» **Exercise**
Please say how many lines in the records contain the word "JSON", giving only the number.

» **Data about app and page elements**
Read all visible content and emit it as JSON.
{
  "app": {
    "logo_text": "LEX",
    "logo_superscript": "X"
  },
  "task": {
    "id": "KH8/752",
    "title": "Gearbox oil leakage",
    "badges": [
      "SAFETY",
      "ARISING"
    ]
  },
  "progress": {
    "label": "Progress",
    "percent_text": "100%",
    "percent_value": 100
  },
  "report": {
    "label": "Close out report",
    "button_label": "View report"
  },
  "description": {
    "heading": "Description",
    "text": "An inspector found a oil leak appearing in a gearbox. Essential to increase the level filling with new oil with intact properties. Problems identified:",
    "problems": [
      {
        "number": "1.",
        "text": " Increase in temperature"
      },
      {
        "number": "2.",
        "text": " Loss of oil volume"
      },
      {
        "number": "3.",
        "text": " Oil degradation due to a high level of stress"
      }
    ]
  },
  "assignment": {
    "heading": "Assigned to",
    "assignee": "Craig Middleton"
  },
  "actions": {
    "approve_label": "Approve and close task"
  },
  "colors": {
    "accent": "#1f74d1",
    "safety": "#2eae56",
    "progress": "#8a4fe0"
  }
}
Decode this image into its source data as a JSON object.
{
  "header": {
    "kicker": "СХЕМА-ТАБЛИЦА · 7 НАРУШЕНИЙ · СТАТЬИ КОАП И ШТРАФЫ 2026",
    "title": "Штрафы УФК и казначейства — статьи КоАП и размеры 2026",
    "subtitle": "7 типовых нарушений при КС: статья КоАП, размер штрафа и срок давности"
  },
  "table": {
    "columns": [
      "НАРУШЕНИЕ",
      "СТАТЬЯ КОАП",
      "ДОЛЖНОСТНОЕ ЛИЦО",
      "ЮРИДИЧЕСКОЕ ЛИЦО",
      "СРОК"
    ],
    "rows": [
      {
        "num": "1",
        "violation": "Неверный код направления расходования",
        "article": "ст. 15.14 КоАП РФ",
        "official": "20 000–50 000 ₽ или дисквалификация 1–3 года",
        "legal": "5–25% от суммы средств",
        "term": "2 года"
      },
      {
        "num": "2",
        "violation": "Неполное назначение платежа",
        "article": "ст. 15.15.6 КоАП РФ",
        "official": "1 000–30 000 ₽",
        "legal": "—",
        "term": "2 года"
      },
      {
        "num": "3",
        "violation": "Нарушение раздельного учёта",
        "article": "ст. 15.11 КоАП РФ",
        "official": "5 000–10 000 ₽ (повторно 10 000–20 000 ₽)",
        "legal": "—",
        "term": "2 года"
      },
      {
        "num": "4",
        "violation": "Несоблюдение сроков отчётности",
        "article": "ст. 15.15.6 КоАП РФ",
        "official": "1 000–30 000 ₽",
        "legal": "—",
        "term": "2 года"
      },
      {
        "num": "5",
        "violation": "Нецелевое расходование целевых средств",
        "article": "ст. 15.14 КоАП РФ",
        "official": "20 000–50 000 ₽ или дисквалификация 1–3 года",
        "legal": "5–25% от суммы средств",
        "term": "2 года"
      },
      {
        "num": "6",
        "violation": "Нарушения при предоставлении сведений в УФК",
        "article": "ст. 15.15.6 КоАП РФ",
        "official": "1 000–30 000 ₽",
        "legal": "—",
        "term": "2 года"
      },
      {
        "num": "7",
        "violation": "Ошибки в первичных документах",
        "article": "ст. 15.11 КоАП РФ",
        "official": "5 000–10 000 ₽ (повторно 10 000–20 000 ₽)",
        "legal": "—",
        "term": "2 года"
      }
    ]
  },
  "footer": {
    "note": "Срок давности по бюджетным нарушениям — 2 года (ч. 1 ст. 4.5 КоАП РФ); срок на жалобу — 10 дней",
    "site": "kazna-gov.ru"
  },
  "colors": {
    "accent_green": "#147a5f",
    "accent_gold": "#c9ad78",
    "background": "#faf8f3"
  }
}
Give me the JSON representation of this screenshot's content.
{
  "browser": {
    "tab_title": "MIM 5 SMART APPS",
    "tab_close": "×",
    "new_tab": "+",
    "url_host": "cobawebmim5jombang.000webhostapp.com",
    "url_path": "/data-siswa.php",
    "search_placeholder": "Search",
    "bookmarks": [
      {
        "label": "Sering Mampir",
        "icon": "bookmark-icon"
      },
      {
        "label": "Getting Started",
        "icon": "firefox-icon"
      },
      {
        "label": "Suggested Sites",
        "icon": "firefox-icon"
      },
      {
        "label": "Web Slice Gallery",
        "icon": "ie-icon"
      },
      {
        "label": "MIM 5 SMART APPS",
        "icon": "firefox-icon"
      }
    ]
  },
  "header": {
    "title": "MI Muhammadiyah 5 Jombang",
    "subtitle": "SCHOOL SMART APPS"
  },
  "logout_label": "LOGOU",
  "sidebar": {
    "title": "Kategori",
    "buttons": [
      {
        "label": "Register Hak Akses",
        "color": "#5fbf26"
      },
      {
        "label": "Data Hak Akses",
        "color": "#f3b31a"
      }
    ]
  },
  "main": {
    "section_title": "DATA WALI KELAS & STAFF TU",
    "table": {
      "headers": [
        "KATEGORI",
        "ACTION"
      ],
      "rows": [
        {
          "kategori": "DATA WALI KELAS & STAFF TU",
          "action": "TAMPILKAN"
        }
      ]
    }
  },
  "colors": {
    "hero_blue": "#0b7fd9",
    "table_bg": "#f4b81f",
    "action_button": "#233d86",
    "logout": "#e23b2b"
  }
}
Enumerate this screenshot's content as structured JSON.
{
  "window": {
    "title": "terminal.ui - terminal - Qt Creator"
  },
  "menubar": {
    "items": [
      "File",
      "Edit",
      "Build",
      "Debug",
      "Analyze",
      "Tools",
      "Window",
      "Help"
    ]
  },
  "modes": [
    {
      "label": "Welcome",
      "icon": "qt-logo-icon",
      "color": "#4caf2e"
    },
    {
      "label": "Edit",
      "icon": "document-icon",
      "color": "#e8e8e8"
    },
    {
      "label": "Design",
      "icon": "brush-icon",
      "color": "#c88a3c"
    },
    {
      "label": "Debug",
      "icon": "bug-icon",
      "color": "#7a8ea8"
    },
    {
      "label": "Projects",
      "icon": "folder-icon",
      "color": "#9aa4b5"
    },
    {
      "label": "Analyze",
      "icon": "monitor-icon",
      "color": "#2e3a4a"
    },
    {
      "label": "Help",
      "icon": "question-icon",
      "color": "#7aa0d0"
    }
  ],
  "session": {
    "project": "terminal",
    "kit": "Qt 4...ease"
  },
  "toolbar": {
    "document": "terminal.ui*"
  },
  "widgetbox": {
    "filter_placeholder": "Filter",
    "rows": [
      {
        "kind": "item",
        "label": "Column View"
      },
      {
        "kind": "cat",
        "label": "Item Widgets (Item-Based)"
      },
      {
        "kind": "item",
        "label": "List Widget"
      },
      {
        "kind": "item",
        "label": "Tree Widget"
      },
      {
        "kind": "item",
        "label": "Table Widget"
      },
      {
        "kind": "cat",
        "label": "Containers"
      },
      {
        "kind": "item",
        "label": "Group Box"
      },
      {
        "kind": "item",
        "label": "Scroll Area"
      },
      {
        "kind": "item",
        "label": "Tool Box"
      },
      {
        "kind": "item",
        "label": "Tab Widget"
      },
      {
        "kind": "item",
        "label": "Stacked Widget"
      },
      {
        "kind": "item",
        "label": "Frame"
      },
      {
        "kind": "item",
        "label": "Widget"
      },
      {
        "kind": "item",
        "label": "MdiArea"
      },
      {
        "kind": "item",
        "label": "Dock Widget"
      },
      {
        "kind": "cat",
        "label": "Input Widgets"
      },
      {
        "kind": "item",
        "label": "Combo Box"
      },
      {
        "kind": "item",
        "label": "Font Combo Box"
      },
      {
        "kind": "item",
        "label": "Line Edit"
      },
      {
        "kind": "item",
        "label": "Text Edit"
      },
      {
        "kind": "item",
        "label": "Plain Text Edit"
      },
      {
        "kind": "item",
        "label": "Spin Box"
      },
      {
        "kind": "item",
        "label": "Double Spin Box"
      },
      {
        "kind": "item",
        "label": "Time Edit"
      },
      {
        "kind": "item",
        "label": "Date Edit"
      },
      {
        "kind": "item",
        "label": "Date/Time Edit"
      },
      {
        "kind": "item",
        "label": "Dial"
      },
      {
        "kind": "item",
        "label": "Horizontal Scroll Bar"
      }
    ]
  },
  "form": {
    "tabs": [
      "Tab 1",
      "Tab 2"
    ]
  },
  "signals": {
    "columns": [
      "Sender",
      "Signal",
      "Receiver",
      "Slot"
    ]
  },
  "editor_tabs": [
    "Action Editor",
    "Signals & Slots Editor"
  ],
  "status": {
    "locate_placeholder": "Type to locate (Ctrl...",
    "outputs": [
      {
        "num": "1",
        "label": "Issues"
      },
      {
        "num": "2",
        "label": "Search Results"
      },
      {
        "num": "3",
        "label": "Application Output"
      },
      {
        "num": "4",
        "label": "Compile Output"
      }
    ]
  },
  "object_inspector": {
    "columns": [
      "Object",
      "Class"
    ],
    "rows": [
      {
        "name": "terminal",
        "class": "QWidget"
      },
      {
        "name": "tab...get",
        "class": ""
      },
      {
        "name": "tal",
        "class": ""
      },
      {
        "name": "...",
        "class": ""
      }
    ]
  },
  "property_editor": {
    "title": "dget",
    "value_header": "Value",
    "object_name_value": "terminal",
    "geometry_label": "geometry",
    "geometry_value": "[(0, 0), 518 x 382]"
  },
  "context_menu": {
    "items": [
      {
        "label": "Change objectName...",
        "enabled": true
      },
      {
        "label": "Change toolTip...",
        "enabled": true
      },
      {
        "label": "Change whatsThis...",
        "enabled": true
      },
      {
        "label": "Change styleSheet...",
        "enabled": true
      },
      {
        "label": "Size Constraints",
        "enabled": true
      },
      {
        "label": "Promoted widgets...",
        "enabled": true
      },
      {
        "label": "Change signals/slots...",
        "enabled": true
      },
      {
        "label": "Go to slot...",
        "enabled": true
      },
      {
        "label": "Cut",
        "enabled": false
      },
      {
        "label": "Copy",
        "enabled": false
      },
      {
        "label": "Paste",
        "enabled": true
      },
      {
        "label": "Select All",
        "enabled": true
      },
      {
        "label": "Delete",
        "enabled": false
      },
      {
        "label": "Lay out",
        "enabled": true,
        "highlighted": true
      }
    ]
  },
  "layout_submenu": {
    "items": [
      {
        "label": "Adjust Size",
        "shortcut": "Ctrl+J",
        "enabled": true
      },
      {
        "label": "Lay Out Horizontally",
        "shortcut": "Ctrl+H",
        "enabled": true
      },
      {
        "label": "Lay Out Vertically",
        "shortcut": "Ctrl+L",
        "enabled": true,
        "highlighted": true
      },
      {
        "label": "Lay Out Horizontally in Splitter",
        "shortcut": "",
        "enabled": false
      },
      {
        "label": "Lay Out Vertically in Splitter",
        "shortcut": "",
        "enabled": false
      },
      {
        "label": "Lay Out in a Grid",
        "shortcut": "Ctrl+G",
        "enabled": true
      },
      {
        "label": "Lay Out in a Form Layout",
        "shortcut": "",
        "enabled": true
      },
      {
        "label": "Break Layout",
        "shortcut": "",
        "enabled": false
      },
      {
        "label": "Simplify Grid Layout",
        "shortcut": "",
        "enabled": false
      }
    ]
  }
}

» **Result for this exercise**
4